■ Element data from apps and pages
= = = = =

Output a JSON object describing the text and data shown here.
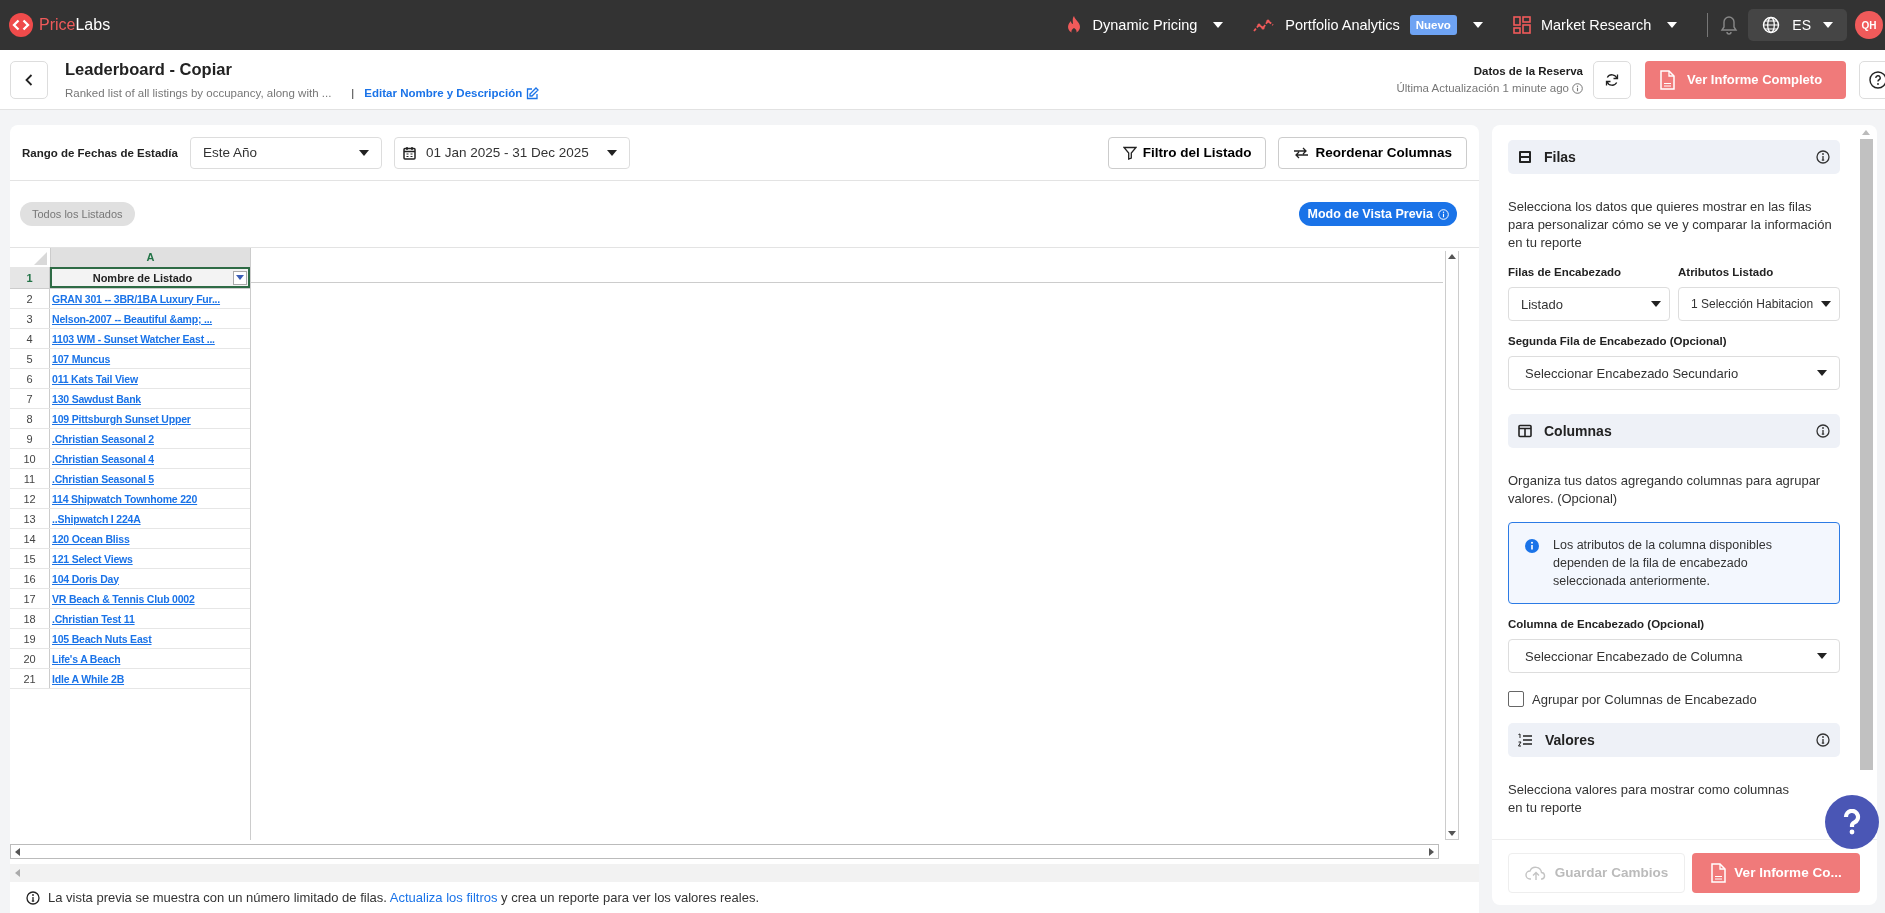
{
  "nav": {
    "brand": [
      {
        "text": "Price",
        "kind": "accent"
      },
      {
        "text": "Labs",
        "kind": "plain"
      }
    ],
    "menus": [
      {
        "label": "Dynamic Pricing"
      },
      {
        "label": "Portfolio Analytics",
        "badge": "Nuevo"
      },
      {
        "label": "Market Research"
      }
    ],
    "language": "ES",
    "avatar": "QH"
  },
  "header": {
    "title": "Leaderboard - Copiar",
    "description": "Ranked list of all listings by occupancy, along with ...",
    "separator": "|",
    "edit_link": "Editar Nombre y Descripción",
    "data_label": "Datos de la Reserva",
    "last_update": "Última Actualización 1 minute ago",
    "report_button": "Ver Informe Completo"
  },
  "toolbar": {
    "date_range_label": "Rango de Fechas de Estadía",
    "period": "Este Año",
    "dates": "01 Jan 2025 - 31 Dec 2025",
    "buttons": [
      "Filtro del Listado",
      "Reordenar Columnas"
    ]
  },
  "chip": "Todos los Listados",
  "preview_mode": "Modo de Vista Previa",
  "sheet": {
    "column_letter": "A",
    "header_row_number": "1",
    "header": "Nombre de Listado",
    "rows": [
      {
        "number": "2",
        "name": "GRAN 301 -- 3BR/1BA Luxury Fur..."
      },
      {
        "number": "3",
        "name": "Nelson-2007 -- Beautiful &amp; ..."
      },
      {
        "number": "4",
        "name": "1103 WM - Sunset Watcher East ..."
      },
      {
        "number": "5",
        "name": "107 Muncus"
      },
      {
        "number": "6",
        "name": "011 Kats Tail View"
      },
      {
        "number": "7",
        "name": "130 Sawdust Bank"
      },
      {
        "number": "8",
        "name": "109 Pittsburgh Sunset Upper"
      },
      {
        "number": "9",
        "name": ".Christian Seasonal 2"
      },
      {
        "number": "10",
        "name": ".Christian Seasonal 4"
      },
      {
        "number": "11",
        "name": ".Christian Seasonal 5"
      },
      {
        "number": "12",
        "name": "114 Shipwatch Townhome 220"
      },
      {
        "number": "13",
        "name": "..Shipwatch I 224A"
      },
      {
        "number": "14",
        "name": "120 Ocean Bliss"
      },
      {
        "number": "15",
        "name": "121 Select Views"
      },
      {
        "number": "16",
        "name": "104 Doris Day"
      },
      {
        "number": "17",
        "name": "VR Beach & Tennis Club 0002"
      },
      {
        "number": "18",
        "name": ".Christian Test 11"
      },
      {
        "number": "19",
        "name": "105 Beach Nuts East"
      },
      {
        "number": "20",
        "name": "Life's A Beach"
      },
      {
        "number": "21",
        "name": "Idle A While 2B"
      }
    ]
  },
  "footer_note": {
    "before": "La vista previa se muestra con un número limitado de filas.",
    "link": "Actualiza los filtros",
    "after": "y crea un reporte para ver los valores reales."
  },
  "panel": {
    "items": [
      {
        "kind": "section",
        "title": "Filas"
      },
      {
        "kind": "text",
        "text": "Selecciona los datos que quieres mostrar en las filas para personalizar cómo se ve y comparar la información en tu reporte"
      },
      {
        "kind": "fields",
        "fields": [
          {
            "label": "Filas de Encabezado",
            "value": "Listado"
          },
          {
            "label": "Atributos Listado",
            "value": "1 Selección Habitacion"
          }
        ]
      },
      {
        "kind": "field",
        "label": "Segunda Fila de Encabezado (Opcional)",
        "value": "Seleccionar Encabezado Secundario"
      },
      {
        "kind": "section",
        "title": "Columnas"
      },
      {
        "kind": "text",
        "text": "Organiza tus datos agregando columnas para agrupar valores. (Opcional)"
      },
      {
        "kind": "callout",
        "text": "Los atributos de la columna disponibles dependen de la fila de encabezado seleccionada anteriormente."
      },
      {
        "kind": "field",
        "label": "Columna de Encabezado (Opcional)",
        "value": "Seleccionar Encabezado de Columna"
      },
      {
        "kind": "checkbox",
        "label": "Agrupar por Columnas de Encabezado",
        "checked": false
      },
      {
        "kind": "section",
        "title": "Valores"
      },
      {
        "kind": "text",
        "text": "Selecciona valores para mostrar como columnas en tu reporte"
      }
    ],
    "buttons": [
      {
        "kind": "save",
        "label": "Guardar Cambios",
        "disabled": true
      },
      {
        "kind": "report",
        "label": "Ver Informe Co...",
        "disabled": false
      }
    ]
  }
}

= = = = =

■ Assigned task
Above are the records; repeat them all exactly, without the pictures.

■ Response box
Output a JSON object describing the text and data shown here.
{
  "nav": {
    "brand": [
      {
        "text": "Price",
        "kind": "accent"
      },
      {
        "text": "Labs",
        "kind": "plain"
      }
    ],
    "menus": [
      {
        "label": "Dynamic Pricing"
      },
      {
        "label": "Portfolio Analytics",
        "badge": "Nuevo"
      },
      {
        "label": "Market Research"
      }
    ],
    "language": "ES",
    "avatar": "QH"
  },
  "header": {
    "title": "Leaderboard - Copiar",
    "description": "Ranked list of all listings by occupancy, along with ...",
    "separator": "|",
    "edit_link": "Editar Nombre y Descripción",
    "data_label": "Datos de la Reserva",
    "last_update": "Última Actualización 1 minute ago",
    "report_button": "Ver Informe Completo"
  },
  "toolbar": {
    "date_range_label": "Rango de Fechas de Estadía",
    "period": "Este Año",
    "dates": "01 Jan 2025 - 31 Dec 2025",
    "buttons": [
      "Filtro del Listado",
      "Reordenar Columnas"
    ]
  },
  "chip": "Todos los Listados",
  "preview_mode": "Modo de Vista Previa",
  "sheet": {
    "column_letter": "A",
    "header_row_number": "1",
    "header": "Nombre de Listado",
    "rows": [
      {
        "number": "2",
        "name": "GRAN 301 -- 3BR/1BA Luxury Fur..."
      },
      {
        "number": "3",
        "name": "Nelson-2007 -- Beautiful &amp; ..."
      },
      {
        "number": "4",
        "name": "1103 WM - Sunset Watcher East ..."
      },
      {
        "number": "5",
        "name": "107 Muncus"
      },
      {
        "number": "6",
        "name": "011 Kats Tail View"
      },
      {
        "number": "7",
        "name": "130 Sawdust Bank"
      },
      {
        "number": "8",
        "name": "109 Pittsburgh Sunset Upper"
      },
      {
        "number": "9",
        "name": ".Christian Seasonal 2"
      },
      {
        "number": "10",
        "name": ".Christian Seasonal 4"
      },
      {
        "number": "11",
        "name": ".Christian Seasonal 5"
      },
      {
        "number": "12",
        "name": "114 Shipwatch Townhome 220"
      },
      {
        "number": "13",
        "name": "..Shipwatch I 224A"
      },
      {
        "number": "14",
        "name": "120 Ocean Bliss"
      },
      {
        "number": "15",
        "name": "121 Select Views"
      },
      {
        "number": "16",
        "name": "104 Doris Day"
      },
      {
        "number": "17",
        "name": "VR Beach & Tennis Club 0002"
      },
      {
        "number": "18",
        "name": ".Christian Test 11"
      },
      {
        "number": "19",
        "name": "105 Beach Nuts East"
      },
      {
        "number": "20",
        "name": "Life's A Beach"
      },
      {
        "number": "21",
        "name": "Idle A While 2B"
      }
    ]
  },
  "footer_note": {
    "before": "La vista previa se muestra con un número limitado de filas.",
    "link": "Actualiza los filtros",
    "after": "y crea un reporte para ver los valores reales."
  },
  "panel": {
    "items": [
      {
        "kind": "section",
        "title": "Filas"
      },
      {
        "kind": "text",
        "text": "Selecciona los datos que quieres mostrar en las filas para personalizar cómo se ve y comparar la información en tu reporte"
      },
      {
        "kind": "fields",
        "fields": [
          {
            "label": "Filas de Encabezado",
            "value": "Listado"
          },
          {
            "label": "Atributos Listado",
            "value": "1 Selección Habitacion"
          }
        ]
      },
      {
        "kind": "field",
        "label": "Segunda Fila de Encabezado (Opcional)",
        "value": "Seleccionar Encabezado Secundario"
      },
      {
        "kind": "section",
        "title": "Columnas"
      },
      {
        "kind": "text",
        "text": "Organiza tus datos agregando columnas para agrupar valores. (Opcional)"
      },
      {
        "kind": "callout",
        "text": "Los atributos de la columna disponibles dependen de la fila de encabezado seleccionada anteriormente."
      },
      {
        "kind": "field",
        "label": "Columna de Encabezado (Opcional)",
        "value": "Seleccionar Encabezado de Columna"
      },
      {
        "kind": "checkbox",
        "label": "Agrupar por Columnas de Encabezado",
        "checked": false
      },
      {
        "kind": "section",
        "title": "Valores"
      },
      {
        "kind": "text",
        "text": "Selecciona valores para mostrar como columnas en tu reporte"
      }
    ],
    "buttons": [
      {
        "kind": "save",
        "label": "Guardar Cambios",
        "disabled": true
      },
      {
        "kind": "report",
        "label": "Ver Informe Co...",
        "disabled": false
      }
    ]
  }
}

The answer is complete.